Instructions for the task:
Gather all lines in the data that hold the string "date".

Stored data
== Segment start ==

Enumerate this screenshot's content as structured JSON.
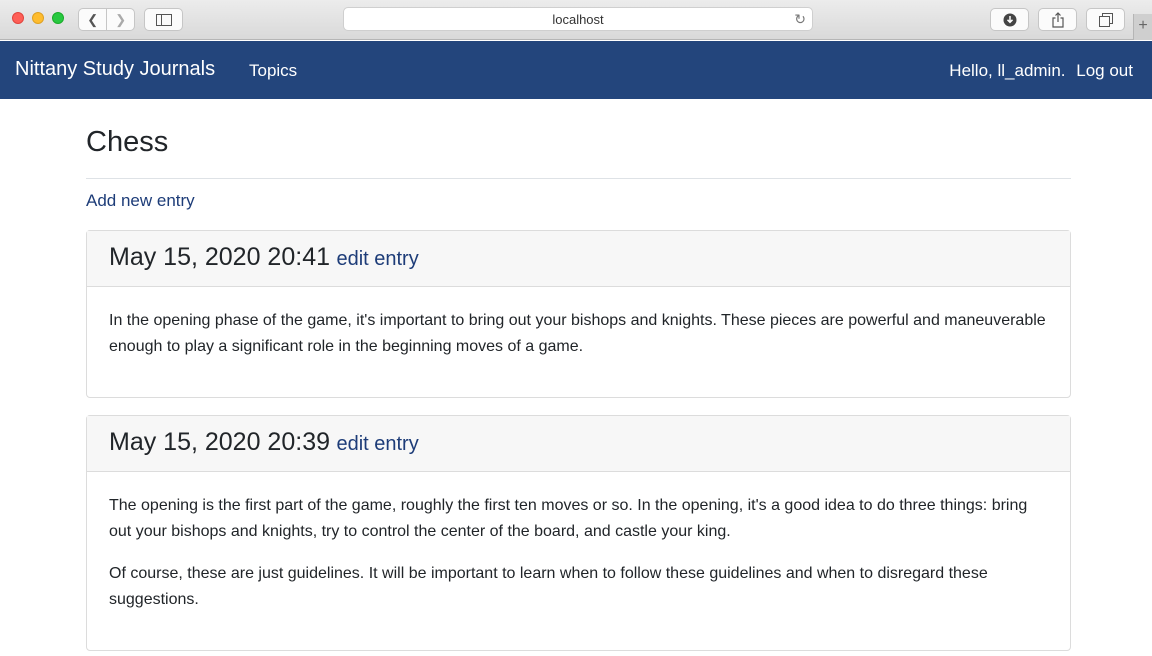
{
  "browser": {
    "url": "localhost"
  },
  "navbar": {
    "brand": "Nittany Study Journals",
    "topics_label": "Topics",
    "greeting": "Hello, ll_admin.",
    "logout_label": "Log out",
    "bg_color": "#23457c"
  },
  "page": {
    "title": "Chess",
    "add_entry_label": "Add new entry"
  },
  "entries": [
    {
      "date": "May 15, 2020 20:41",
      "edit_label": "edit entry",
      "paragraphs": [
        "In the opening phase of the game, it's important to bring out your bishops and knights. These pieces are powerful and maneuverable enough to play a significant role in the beginning moves of a game."
      ]
    },
    {
      "date": "May 15, 2020 20:39",
      "edit_label": "edit entry",
      "paragraphs": [
        "The opening is the first part of the game, roughly the first ten moves or so. In the opening, it's a good idea to do three things: bring out your bishops and knights, try to control the center of the board, and castle your king.",
        "Of course, these are just guidelines. It will be important to learn when to follow these guidelines and when to disregard these suggestions."
      ]
    }
  ]
}
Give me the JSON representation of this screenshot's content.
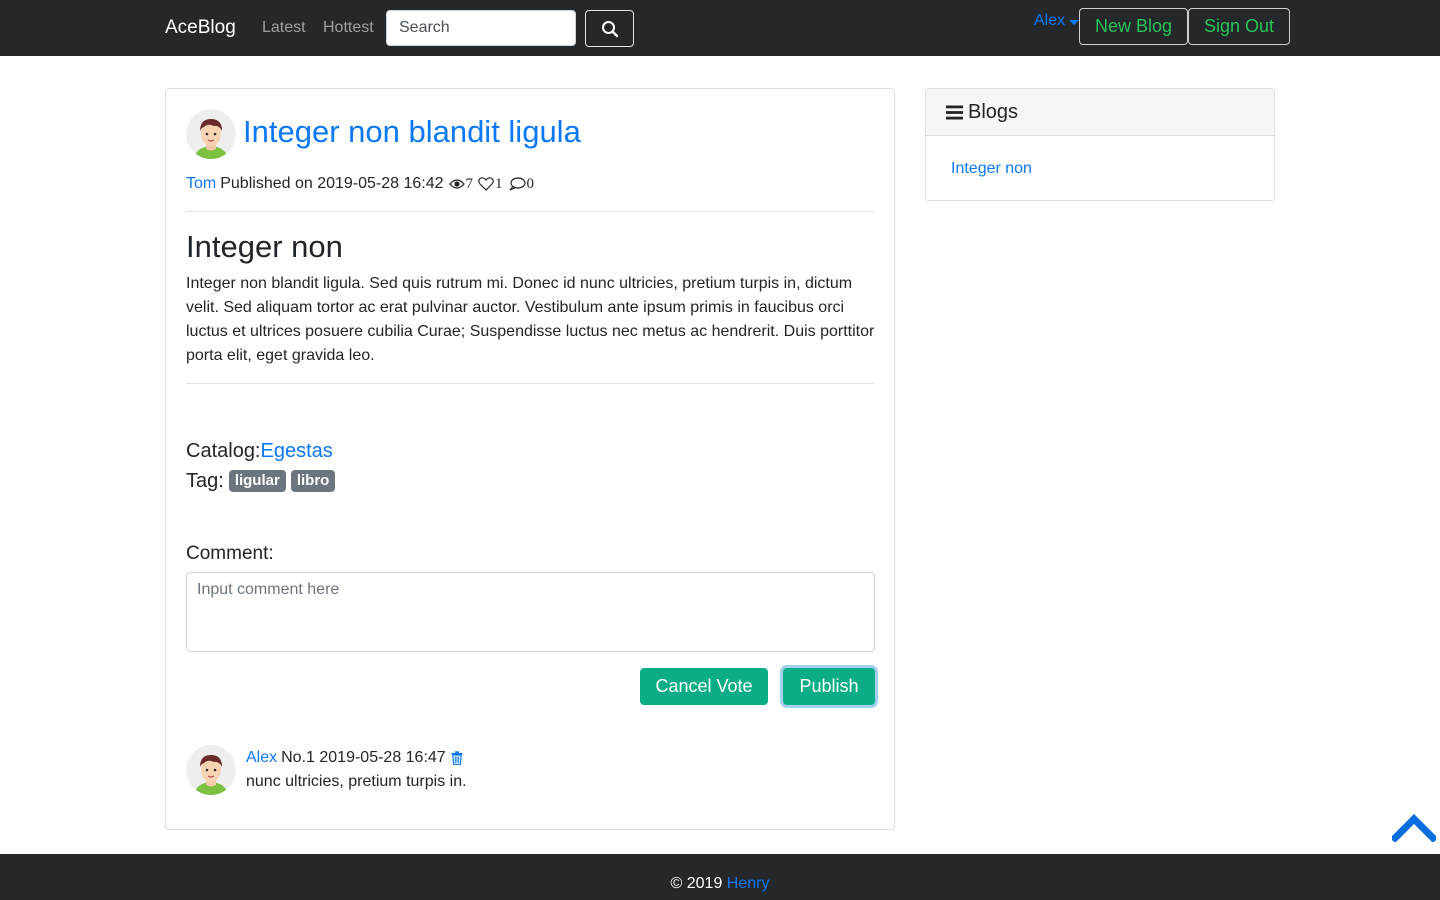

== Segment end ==

Exercise output:
      "date": "May 15, 2020 20:41",
      "date": "May 15, 2020 20:39",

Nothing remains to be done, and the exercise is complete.